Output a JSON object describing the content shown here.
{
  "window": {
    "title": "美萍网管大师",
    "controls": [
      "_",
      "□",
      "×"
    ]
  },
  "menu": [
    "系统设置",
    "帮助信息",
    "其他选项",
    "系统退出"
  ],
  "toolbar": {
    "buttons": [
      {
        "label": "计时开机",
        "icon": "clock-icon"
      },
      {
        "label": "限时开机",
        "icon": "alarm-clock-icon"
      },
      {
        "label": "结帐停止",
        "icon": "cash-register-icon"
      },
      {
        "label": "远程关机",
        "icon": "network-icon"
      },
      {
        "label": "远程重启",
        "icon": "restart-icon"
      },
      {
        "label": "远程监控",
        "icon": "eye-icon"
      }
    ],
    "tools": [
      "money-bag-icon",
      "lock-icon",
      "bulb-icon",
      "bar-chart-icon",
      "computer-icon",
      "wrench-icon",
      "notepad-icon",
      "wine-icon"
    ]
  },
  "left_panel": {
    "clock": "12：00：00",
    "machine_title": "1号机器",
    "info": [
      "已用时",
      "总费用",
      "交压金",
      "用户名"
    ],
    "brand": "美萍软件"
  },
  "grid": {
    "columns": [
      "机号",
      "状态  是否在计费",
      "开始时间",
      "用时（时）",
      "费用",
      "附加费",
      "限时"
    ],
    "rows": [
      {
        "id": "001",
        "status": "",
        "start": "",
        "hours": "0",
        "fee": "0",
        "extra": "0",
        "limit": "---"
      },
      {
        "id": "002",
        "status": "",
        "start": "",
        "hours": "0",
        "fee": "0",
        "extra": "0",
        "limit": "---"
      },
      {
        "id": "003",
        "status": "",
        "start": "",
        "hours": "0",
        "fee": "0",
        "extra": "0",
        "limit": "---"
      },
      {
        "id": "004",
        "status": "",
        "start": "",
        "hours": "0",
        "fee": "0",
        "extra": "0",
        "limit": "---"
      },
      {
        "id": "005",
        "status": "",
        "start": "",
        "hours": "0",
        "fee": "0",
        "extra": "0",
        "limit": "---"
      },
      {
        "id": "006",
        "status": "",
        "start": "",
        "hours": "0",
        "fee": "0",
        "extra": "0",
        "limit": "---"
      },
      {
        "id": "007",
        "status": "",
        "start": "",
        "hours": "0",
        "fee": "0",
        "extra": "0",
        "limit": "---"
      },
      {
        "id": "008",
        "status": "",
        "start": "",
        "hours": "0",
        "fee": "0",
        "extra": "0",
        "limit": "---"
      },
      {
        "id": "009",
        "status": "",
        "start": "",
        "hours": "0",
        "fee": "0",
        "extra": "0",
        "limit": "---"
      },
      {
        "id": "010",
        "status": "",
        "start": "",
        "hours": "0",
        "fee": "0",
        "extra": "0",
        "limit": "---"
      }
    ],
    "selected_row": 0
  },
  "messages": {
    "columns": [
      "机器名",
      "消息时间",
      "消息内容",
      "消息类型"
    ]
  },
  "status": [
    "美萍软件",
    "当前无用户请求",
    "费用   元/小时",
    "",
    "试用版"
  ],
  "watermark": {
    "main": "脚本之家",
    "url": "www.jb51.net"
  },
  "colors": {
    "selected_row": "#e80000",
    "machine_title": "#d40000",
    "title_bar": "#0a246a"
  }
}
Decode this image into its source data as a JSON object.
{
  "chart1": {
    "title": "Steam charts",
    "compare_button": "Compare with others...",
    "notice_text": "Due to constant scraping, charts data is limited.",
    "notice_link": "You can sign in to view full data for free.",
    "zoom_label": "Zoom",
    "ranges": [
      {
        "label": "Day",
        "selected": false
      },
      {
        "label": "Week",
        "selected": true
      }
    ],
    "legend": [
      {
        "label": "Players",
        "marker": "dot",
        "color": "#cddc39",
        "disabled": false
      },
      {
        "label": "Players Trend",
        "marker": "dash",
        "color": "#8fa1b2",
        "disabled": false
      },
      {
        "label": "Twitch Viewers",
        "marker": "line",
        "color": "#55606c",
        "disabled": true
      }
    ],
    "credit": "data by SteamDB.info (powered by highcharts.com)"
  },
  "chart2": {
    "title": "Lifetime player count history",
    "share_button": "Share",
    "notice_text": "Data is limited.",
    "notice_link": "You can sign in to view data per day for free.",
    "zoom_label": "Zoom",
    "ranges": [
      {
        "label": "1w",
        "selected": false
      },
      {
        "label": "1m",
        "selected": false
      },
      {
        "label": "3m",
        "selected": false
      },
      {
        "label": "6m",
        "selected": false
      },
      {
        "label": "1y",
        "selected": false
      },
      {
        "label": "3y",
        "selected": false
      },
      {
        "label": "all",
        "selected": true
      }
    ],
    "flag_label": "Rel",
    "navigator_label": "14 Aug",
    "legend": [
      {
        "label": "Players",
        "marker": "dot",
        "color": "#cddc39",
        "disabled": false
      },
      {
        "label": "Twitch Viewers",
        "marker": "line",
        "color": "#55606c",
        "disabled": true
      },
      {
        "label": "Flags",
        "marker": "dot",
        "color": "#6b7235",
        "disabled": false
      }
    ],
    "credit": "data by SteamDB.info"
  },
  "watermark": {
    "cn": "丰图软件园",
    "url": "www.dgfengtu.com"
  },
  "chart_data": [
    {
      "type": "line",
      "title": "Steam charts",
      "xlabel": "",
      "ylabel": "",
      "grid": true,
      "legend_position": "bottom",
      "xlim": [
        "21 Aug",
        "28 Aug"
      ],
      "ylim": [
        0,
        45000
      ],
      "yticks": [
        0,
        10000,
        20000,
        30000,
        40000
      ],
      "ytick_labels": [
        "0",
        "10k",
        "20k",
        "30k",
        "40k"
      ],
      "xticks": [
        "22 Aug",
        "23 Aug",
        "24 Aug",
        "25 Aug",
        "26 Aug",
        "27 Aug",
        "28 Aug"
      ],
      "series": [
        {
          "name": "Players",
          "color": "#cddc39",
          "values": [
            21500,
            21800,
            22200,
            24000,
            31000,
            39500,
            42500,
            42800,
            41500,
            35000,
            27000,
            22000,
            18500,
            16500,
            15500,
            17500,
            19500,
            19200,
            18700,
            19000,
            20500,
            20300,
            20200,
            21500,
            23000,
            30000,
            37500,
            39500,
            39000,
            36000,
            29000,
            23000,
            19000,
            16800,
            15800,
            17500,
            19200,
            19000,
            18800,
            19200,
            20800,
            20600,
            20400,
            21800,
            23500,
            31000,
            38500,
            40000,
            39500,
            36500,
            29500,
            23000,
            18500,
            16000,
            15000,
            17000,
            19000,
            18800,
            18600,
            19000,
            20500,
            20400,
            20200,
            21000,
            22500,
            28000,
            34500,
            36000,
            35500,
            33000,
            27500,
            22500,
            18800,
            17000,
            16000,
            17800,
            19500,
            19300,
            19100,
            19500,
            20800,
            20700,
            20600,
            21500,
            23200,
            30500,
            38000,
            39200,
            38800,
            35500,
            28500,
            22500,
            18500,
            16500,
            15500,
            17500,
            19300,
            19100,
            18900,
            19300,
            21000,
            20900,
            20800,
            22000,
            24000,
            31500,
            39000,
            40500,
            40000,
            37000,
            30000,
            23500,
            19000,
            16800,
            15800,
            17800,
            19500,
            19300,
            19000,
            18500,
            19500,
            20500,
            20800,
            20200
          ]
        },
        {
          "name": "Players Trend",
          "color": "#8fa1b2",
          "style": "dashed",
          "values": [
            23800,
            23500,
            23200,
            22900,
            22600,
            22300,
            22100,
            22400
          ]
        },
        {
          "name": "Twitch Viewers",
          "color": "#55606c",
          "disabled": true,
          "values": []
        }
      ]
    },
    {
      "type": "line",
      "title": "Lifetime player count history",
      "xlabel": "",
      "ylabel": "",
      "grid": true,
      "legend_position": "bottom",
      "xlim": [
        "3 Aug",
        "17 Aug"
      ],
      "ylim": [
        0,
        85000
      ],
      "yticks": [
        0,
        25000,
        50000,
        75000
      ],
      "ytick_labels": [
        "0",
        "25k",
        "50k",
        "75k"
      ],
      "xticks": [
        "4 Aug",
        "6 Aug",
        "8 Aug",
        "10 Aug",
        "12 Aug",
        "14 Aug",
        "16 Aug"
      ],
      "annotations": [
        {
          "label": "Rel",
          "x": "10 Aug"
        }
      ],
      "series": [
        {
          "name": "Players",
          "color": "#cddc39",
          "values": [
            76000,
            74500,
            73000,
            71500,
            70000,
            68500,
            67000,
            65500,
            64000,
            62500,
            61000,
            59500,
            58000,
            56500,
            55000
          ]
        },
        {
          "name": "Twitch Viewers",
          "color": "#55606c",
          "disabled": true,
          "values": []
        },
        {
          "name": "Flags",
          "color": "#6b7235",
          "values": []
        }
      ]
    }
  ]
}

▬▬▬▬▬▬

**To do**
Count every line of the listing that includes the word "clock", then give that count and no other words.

**Written answer**
3